| Element data from apps and pages |

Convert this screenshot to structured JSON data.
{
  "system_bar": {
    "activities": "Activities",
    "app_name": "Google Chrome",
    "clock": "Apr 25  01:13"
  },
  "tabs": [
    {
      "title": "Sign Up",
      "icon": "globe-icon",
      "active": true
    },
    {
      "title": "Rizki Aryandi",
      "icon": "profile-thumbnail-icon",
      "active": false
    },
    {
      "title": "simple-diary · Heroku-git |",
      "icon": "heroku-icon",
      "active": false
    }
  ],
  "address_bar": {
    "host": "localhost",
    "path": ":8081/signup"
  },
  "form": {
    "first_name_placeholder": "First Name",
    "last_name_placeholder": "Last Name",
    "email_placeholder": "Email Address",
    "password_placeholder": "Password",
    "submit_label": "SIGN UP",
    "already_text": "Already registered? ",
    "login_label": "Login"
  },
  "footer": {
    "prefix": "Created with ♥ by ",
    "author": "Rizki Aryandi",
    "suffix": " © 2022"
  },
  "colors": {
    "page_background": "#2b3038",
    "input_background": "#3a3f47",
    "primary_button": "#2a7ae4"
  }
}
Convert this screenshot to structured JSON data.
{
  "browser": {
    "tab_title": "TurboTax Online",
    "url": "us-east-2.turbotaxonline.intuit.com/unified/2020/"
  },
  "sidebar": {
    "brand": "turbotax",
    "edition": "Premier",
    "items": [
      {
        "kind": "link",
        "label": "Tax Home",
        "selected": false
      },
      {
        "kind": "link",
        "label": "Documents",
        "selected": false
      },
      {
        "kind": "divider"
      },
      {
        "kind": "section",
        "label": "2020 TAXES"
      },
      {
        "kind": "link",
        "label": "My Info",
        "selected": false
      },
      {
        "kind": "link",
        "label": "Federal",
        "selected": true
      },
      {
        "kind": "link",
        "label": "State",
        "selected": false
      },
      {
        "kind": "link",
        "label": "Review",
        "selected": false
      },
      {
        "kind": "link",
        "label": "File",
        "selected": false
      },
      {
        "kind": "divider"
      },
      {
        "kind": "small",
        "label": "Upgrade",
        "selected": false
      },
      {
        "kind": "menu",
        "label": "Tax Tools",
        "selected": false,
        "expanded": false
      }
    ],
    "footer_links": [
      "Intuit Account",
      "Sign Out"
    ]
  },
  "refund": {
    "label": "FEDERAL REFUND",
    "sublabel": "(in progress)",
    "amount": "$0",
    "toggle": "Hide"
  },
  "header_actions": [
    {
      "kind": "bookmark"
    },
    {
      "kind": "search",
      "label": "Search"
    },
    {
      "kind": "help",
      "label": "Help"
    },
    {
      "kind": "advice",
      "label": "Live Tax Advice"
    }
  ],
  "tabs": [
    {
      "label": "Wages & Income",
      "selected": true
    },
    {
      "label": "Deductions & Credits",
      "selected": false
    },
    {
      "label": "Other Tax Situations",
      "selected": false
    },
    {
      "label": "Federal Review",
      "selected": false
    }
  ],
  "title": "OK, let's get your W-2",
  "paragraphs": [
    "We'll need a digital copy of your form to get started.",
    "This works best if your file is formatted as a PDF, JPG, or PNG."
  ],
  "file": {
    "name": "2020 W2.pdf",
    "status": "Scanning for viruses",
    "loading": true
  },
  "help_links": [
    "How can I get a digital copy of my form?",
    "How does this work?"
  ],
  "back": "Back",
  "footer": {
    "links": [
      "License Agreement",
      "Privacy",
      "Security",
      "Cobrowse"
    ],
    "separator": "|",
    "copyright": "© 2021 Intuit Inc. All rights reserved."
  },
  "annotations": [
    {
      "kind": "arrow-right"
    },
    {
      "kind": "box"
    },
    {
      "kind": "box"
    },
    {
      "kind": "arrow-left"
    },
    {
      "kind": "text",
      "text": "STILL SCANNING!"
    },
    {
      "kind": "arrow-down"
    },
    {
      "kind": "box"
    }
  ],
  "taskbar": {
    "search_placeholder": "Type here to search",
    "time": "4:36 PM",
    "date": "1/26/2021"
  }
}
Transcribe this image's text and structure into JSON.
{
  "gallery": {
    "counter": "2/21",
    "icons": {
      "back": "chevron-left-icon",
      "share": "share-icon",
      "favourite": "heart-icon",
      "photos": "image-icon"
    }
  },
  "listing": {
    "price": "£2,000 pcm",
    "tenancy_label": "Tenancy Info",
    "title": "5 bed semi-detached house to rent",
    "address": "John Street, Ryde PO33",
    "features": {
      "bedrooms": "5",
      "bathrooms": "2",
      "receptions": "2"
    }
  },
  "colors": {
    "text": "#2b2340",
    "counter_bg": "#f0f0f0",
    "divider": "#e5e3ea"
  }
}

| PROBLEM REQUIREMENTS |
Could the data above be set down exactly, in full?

| OUTPUT BELOW |
Convert this screenshot to structured JSON data.
{
  "system_bar": {
    "activities": "Activities",
    "app_name": "Google Chrome",
    "clock": "Apr 25  01:13"
  },
  "tabs": [
    {
      "title": "Sign Up",
      "icon": "globe-icon",
      "active": true
    },
    {
      "title": "Rizki Aryandi",
      "icon": "profile-thumbnail-icon",
      "active": false
    },
    {
      "title": "simple-diary · Heroku-git |",
      "icon": "heroku-icon",
      "active": false
    }
  ],
  "address_bar": {
    "host": "localhost",
    "path": ":8081/signup"
  },
  "form": {
    "first_name_placeholder": "First Name",
    "last_name_placeholder": "Last Name",
    "email_placeholder": "Email Address",
    "password_placeholder": "Password",
    "submit_label": "SIGN UP",
    "already_text": "Already registered? ",
    "login_label": "Login"
  },
  "footer": {
    "prefix": "Created with ♥ by ",
    "author": "Rizki Aryandi",
    "suffix": " © 2022"
  },
  "colors": {
    "page_background": "#2b3038",
    "input_background": "#3a3f47",
    "primary_button": "#2a7ae4"
  }
}
Convert this screenshot to structured JSON data.
{
  "browser": {
    "tab_title": "TurboTax Online",
    "url": "us-east-2.turbotaxonline.intuit.com/unified/2020/"
  },
  "sidebar": {
    "brand": "turbotax",
    "edition": "Premier",
    "items": [
      {
        "kind": "link",
        "label": "Tax Home",
        "selected": false
      },
      {
        "kind": "link",
        "label": "Documents",
        "selected": false
      },
      {
        "kind": "divider"
      },
      {
        "kind": "section",
        "label": "2020 TAXES"
      },
      {
        "kind": "link",
        "label": "My Info",
        "selected": false
      },
      {
        "kind": "link",
        "label": "Federal",
        "selected": true
      },
      {
        "kind": "link",
        "label": "State",
        "selected": false
      },
      {
        "kind": "link",
        "label": "Review",
        "selected": false
      },
      {
        "kind": "link",
        "label": "File",
        "selected": false
      },
      {
        "kind": "divider"
      },
      {
        "kind": "small",
        "label": "Upgrade",
        "selected": false
      },
      {
        "kind": "menu",
        "label": "Tax Tools",
        "selected": false,
        "expanded": false
      }
    ],
    "footer_links": [
      "Intuit Account",
      "Sign Out"
    ]
  },
  "refund": {
    "label": "FEDERAL REFUND",
    "sublabel": "(in progress)",
    "amount": "$0",
    "toggle": "Hide"
  },
  "header_actions": [
    {
      "kind": "bookmark"
    },
    {
      "kind": "search",
      "label": "Search"
    },
    {
      "kind": "help",
      "label": "Help"
    },
    {
      "kind": "advice",
      "label": "Live Tax Advice"
    }
  ],
  "tabs": [
    {
      "label": "Wages & Income",
      "selected": true
    },
    {
      "label": "Deductions & Credits",
      "selected": false
    },
    {
      "label": "Other Tax Situations",
      "selected": false
    },
    {
      "label": "Federal Review",
      "selected": false
    }
  ],
  "title": "OK, let's get your W-2",
  "paragraphs": [
    "We'll need a digital copy of your form to get started.",
    "This works best if your file is formatted as a PDF, JPG, or PNG."
  ],
  "file": {
    "name": "2020 W2.pdf",
    "status": "Scanning for viruses",
    "loading": true
  },
  "help_links": [
    "How can I get a digital copy of my form?",
    "How does this work?"
  ],
  "back": "Back",
  "footer": {
    "links": [
      "License Agreement",
      "Privacy",
      "Security",
      "Cobrowse"
    ],
    "separator": "|",
    "copyright": "© 2021 Intuit Inc. All rights reserved."
  },
  "annotations": [
    {
      "kind": "arrow-right"
    },
    {
      "kind": "box"
    },
    {
      "kind": "box"
    },
    {
      "kind": "arrow-left"
    },
    {
      "kind": "text",
      "text": "STILL SCANNING!"
    },
    {
      "kind": "arrow-down"
    },
    {
      "kind": "box"
    }
  ],
  "taskbar": {
    "search_placeholder": "Type here to search",
    "time": "4:36 PM",
    "date": "1/26/2021"
  }
}
Transcribe this image's text and structure into JSON.
{
  "gallery": {
    "counter": "2/21",
    "icons": {
      "back": "chevron-left-icon",
      "share": "share-icon",
      "favourite": "heart-icon",
      "photos": "image-icon"
    }
  },
  "listing": {
    "price": "£2,000 pcm",
    "tenancy_label": "Tenancy Info",
    "title": "5 bed semi-detached house to rent",
    "address": "John Street, Ryde PO33",
    "features": {
      "bedrooms": "5",
      "bathrooms": "2",
      "receptions": "2"
    }
  },
  "colors": {
    "text": "#2b2340",
    "counter_bg": "#f0f0f0",
    "divider": "#e5e3ea"
  }
}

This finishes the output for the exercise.